Individuals with NAFLD may develop non-alcoholic steatohepatitis (NASH), This is a more aggressive form of the fatty liver disease marked by liver inflammation and may lead to scarring of the liver (cirrhosis) and liver failure. The effects of NASH are similar to alcoholic hepatitis.

Non-alcoholic Fatty Liver Disease (nafld)

What are the causes of non-alcoholic fatty liver disease?

While the specific reasons for how and why some patients are more susceptible to having a fatty liver are not yet ascertained, some known causes of NAFLD and NASH include:

  • High amounts of fat, particularly triglycerides, in the blood.
  • Insulin resistance, a condition where cells don’t absorb the sugar in response to the insulin hormone.
  • High levels of sugar in the blood (hyperglycaemia) or diabetes.
  • Obesity.

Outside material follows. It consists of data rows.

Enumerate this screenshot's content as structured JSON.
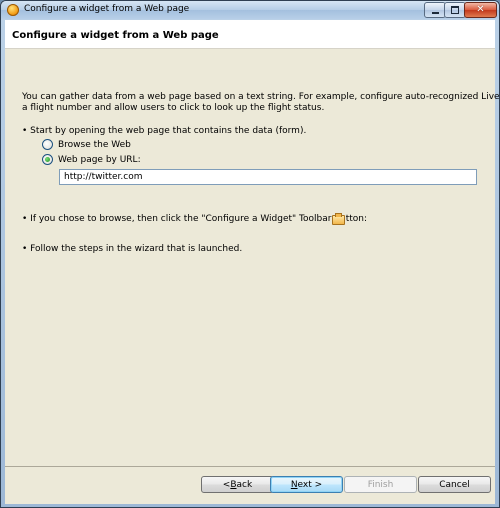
{
  "window": {
    "title": "Configure a widget from a Web page",
    "close_glyph": "✕"
  },
  "header": {
    "title": "Configure a widget from a Web page"
  },
  "content": {
    "intro_line_1": "You can gather data from a web page based on a text string. For example,  configure auto-recognized Live Text for",
    "intro_line_2": "a flight number and allow users to click to look up the flight status.",
    "step_1": "• Start by opening the web page that contains the data (form).",
    "options": [
      {
        "label": "Browse the Web",
        "checked": false
      },
      {
        "label": "Web page by URL:",
        "checked": true
      }
    ],
    "url_value": "http://twitter.com",
    "step_2": "• If you chose to browse, then click the \"Configure a Widget\" Toolbar button:",
    "step_2_icon": "configure-widget-icon",
    "step_3": "• Follow the steps in the wizard that is launched."
  },
  "footer": {
    "back_prefix": "< ",
    "back_mnemonic": "B",
    "back_rest": "ack",
    "next_mnemonic": "N",
    "next_rest": "ext >",
    "finish_label": "Finish",
    "cancel_label": "Cancel"
  }
}
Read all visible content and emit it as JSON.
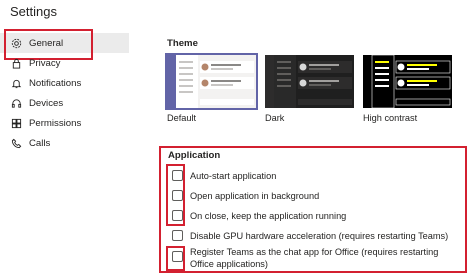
{
  "title": "Settings",
  "sidebar": {
    "items": [
      {
        "label": "General",
        "icon": "gear-icon"
      },
      {
        "label": "Privacy",
        "icon": "lock-icon"
      },
      {
        "label": "Notifications",
        "icon": "bell-icon"
      },
      {
        "label": "Devices",
        "icon": "headset-icon"
      },
      {
        "label": "Permissions",
        "icon": "shield-icon"
      },
      {
        "label": "Calls",
        "icon": "phone-icon"
      }
    ]
  },
  "theme": {
    "label": "Theme",
    "options": [
      {
        "caption": "Default",
        "selected": true
      },
      {
        "caption": "Dark",
        "selected": false
      },
      {
        "caption": "High contrast",
        "selected": false
      }
    ]
  },
  "application": {
    "label": "Application",
    "options": [
      {
        "label": "Auto-start application",
        "checked": false
      },
      {
        "label": "Open application in background",
        "checked": false
      },
      {
        "label": "On close, keep the application running",
        "checked": false
      },
      {
        "label": "Disable GPU hardware acceleration (requires restarting Teams)",
        "checked": false
      },
      {
        "label": "Register Teams as the chat app for Office (requires restarting Office applications)",
        "checked": false
      }
    ]
  },
  "colors": {
    "highlight": "#d32030",
    "accent": "#6264a7"
  }
}
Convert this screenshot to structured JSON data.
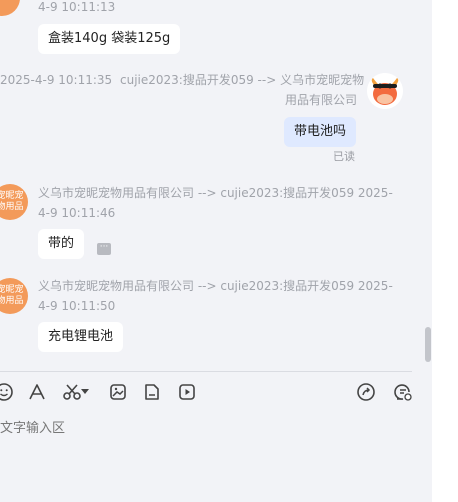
{
  "messages": [
    {
      "time_tail": "4-9 10:11:13",
      "text": "盒装140g  袋装125g"
    },
    {
      "time": "2025-4-9 10:11:35",
      "sender_line1": "cujie2023:搜品开发059 --> 义乌市宠昵宠物",
      "sender_line2": "用品有限公司",
      "text": "带电池吗",
      "status": "已读"
    },
    {
      "avatar_text": "宠昵宠物用品",
      "header_line1": "义乌市宠昵宠物用品有限公司 --> cujie2023:搜品开发059  2025-",
      "header_line2": "4-9 10:11:46",
      "text": "带的",
      "more": "···"
    },
    {
      "avatar_text": "宠昵宠物用品",
      "header_line1": "义乌市宠昵宠物用品有限公司 --> cujie2023:搜品开发059  2025-",
      "header_line2": "4-9 10:11:50",
      "text": "充电锂电池"
    }
  ],
  "toolbar": {
    "icons": [
      "emoji-icon",
      "font-icon",
      "scissors-icon",
      "image-icon",
      "file-icon",
      "video-icon"
    ],
    "right_icons": [
      "share-icon",
      "chat-history-icon"
    ]
  },
  "input": {
    "placeholder": "文字输入区"
  },
  "colors": {
    "avatar_orange": "#f39a5a",
    "my_bubble": "#dfe9ff",
    "background": "#f2f3f7"
  }
}
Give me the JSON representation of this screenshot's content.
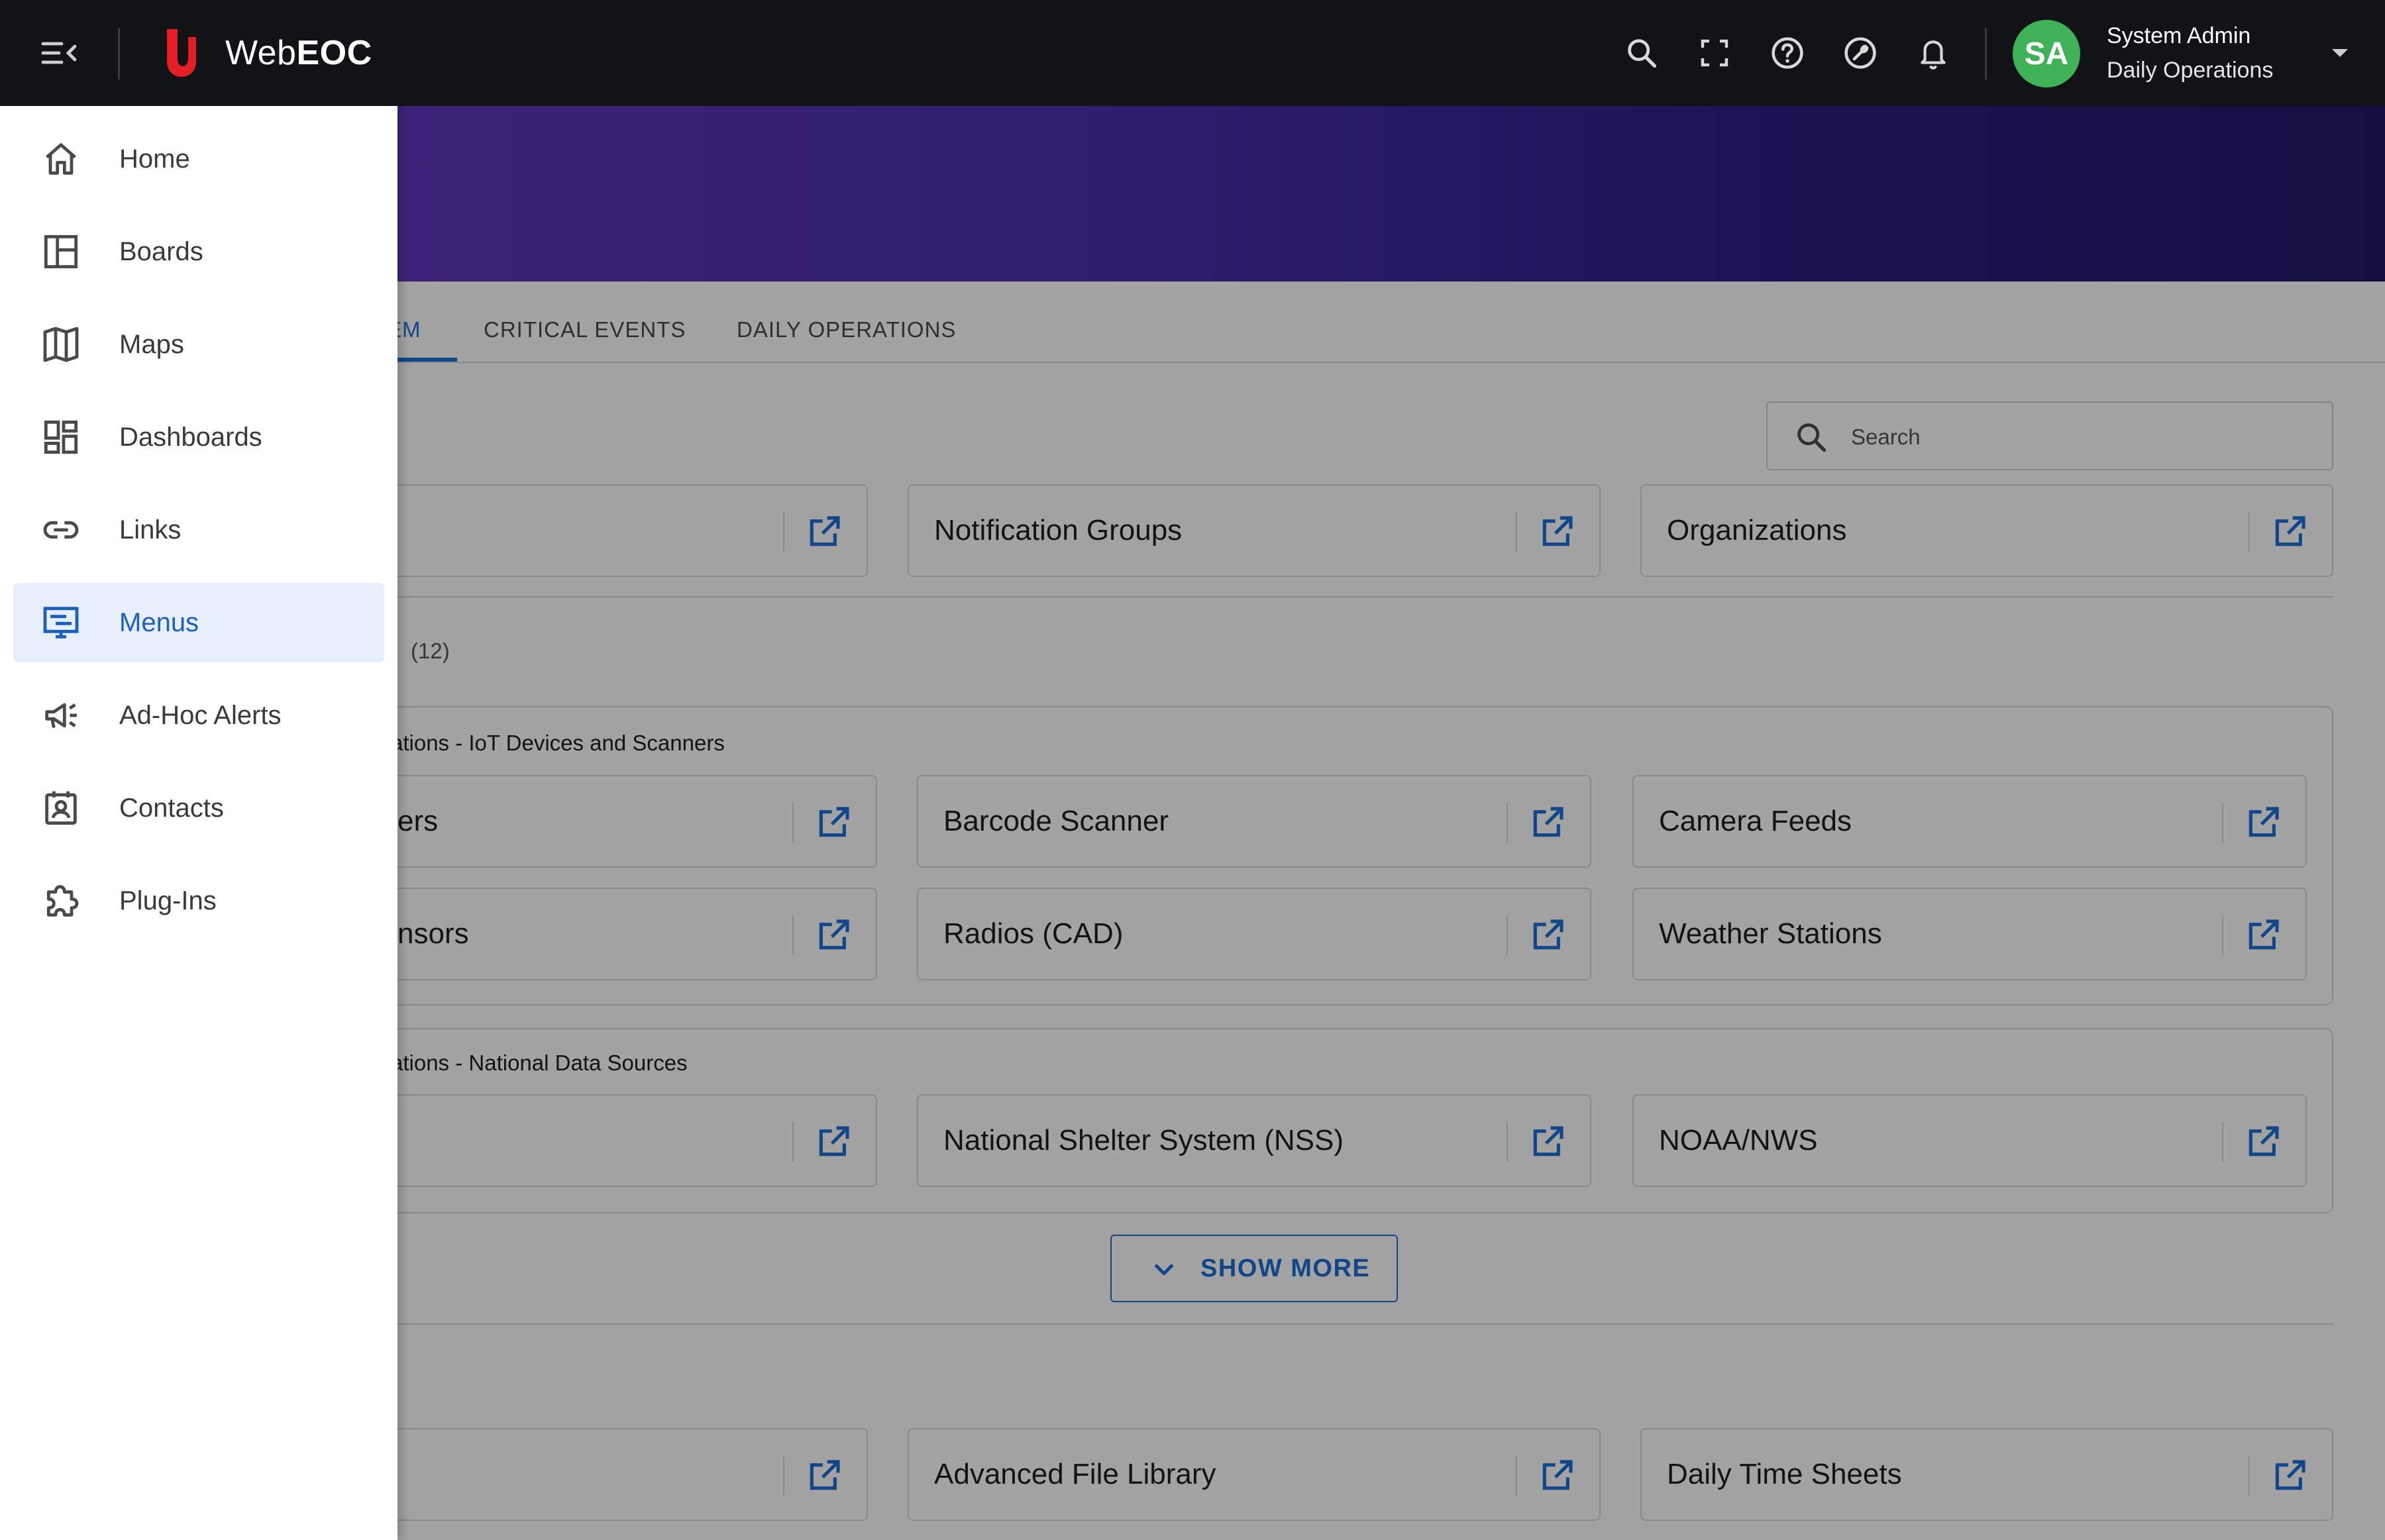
{
  "app": {
    "brand_prefix": "Web",
    "brand_suffix": "EOC"
  },
  "user": {
    "initials": "SA",
    "name": "System Admin",
    "position": "Daily Operations"
  },
  "topbar_icons": [
    "search-icon",
    "fullscreen-icon",
    "help-icon",
    "tools-icon",
    "bell-icon"
  ],
  "colors": {
    "topbar": "#121316",
    "accent": "#1b6fd6",
    "avatar": "#3fb257",
    "brand_red": "#e31e24"
  },
  "tabs": [
    {
      "label": "EM",
      "active": true
    },
    {
      "label": "CRITICAL EVENTS",
      "active": false
    },
    {
      "label": "DAILY OPERATIONS",
      "active": false
    }
  ],
  "search": {
    "placeholder": "Search"
  },
  "top_cards": [
    "",
    "Notification Groups",
    "Organizations"
  ],
  "section_count": "(12)",
  "groups": [
    {
      "title": "ations - IoT Devices and Scanners",
      "cards": [
        "ers",
        "Barcode Scanner",
        "Camera Feeds",
        "nsors",
        "Radios (CAD)",
        "Weather Stations"
      ]
    },
    {
      "title": "ations - National Data Sources",
      "cards": [
        "",
        "National Shelter System (NSS)",
        "NOAA/NWS"
      ]
    }
  ],
  "show_more": "SHOW MORE",
  "bottom_cards": [
    "",
    "Advanced File Library",
    "Daily Time Sheets"
  ],
  "drawer": {
    "items": [
      {
        "label": "Home",
        "icon": "home-icon",
        "active": false
      },
      {
        "label": "Boards",
        "icon": "boards-icon",
        "active": false
      },
      {
        "label": "Maps",
        "icon": "map-icon",
        "active": false
      },
      {
        "label": "Dashboards",
        "icon": "dashboard-icon",
        "active": false
      },
      {
        "label": "Links",
        "icon": "link-icon",
        "active": false
      },
      {
        "label": "Menus",
        "icon": "menus-icon",
        "active": true
      },
      {
        "label": "Ad-Hoc Alerts",
        "icon": "megaphone-icon",
        "active": false
      },
      {
        "label": "Contacts",
        "icon": "contacts-icon",
        "active": false
      },
      {
        "label": "Plug-Ins",
        "icon": "puzzle-icon",
        "active": false
      }
    ]
  }
}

Collectively, these health issues appear to promote the deposition of fat in the liver. In some patients, the presence of excess fat can be toxic to liver cells, leading to inflammation and NASH, resulting in a build-up of scar tissue in the liver.

Non-alcoholic Fatty Liver Disease (nafld)

What are the symptoms of non-alcoholic fatty liver disease?

p>Patients with NAFLD may not present with obvious symptoms until the disease is in its later stages. Symptoms to look out for include:

  • Pain or discomfort in the upper right abdomen
  • Fatigue

Those with NASH and liver cirrhosis could present with the following symptoms:

  • Enlarged spleen.
  • Abdominal swelling (ascites)
  • Redness on the palms
  • Yellowing of the skin and eyes (jaundice)
  • Visibly enlarged blood vessels just beneath the skin's surface.
Non-alcoholic Fatty Liver Disease (nafld)

How is the non-alcoholic fatty liver disease treated?

Treatment for NAFLD includes:

  • Lifestyle changes by adopting a healthy diet and exercising.
  • Losing weight and maintaining a healthy weight.
  • Weight loss surgery can be an option for those who need to lose a large amount of weight.
  • Liver transplant.
Non-alcoholic Fatty Liver Disease (nafld)

What are the complications and related diseases?

Both NAFLD and NASH can cause liver cirrhosis, which is the scarring of the liver. Cirrhosis is the liver’s natural response to injury, such as inflammation caused by NASH. As the liver tries to prevent inflammation, areas of scarring may result, a condition known as fibrosis. If the inflammation continues, the fibrosis will spread to more and more areas of the liver, limiting its ability to function.

If cirrhosis is left untreated, it may cause:

  • Confusion, drowsiness, and slurred speech (hepatic encephalopathy)
  • Swelling of the veins in the oesophagus (oesophageal varices), which may rupture and bleed.
  • Abdominal swelling due to fluid build-up (ascites)
  • Liver cancer
  • Liver failure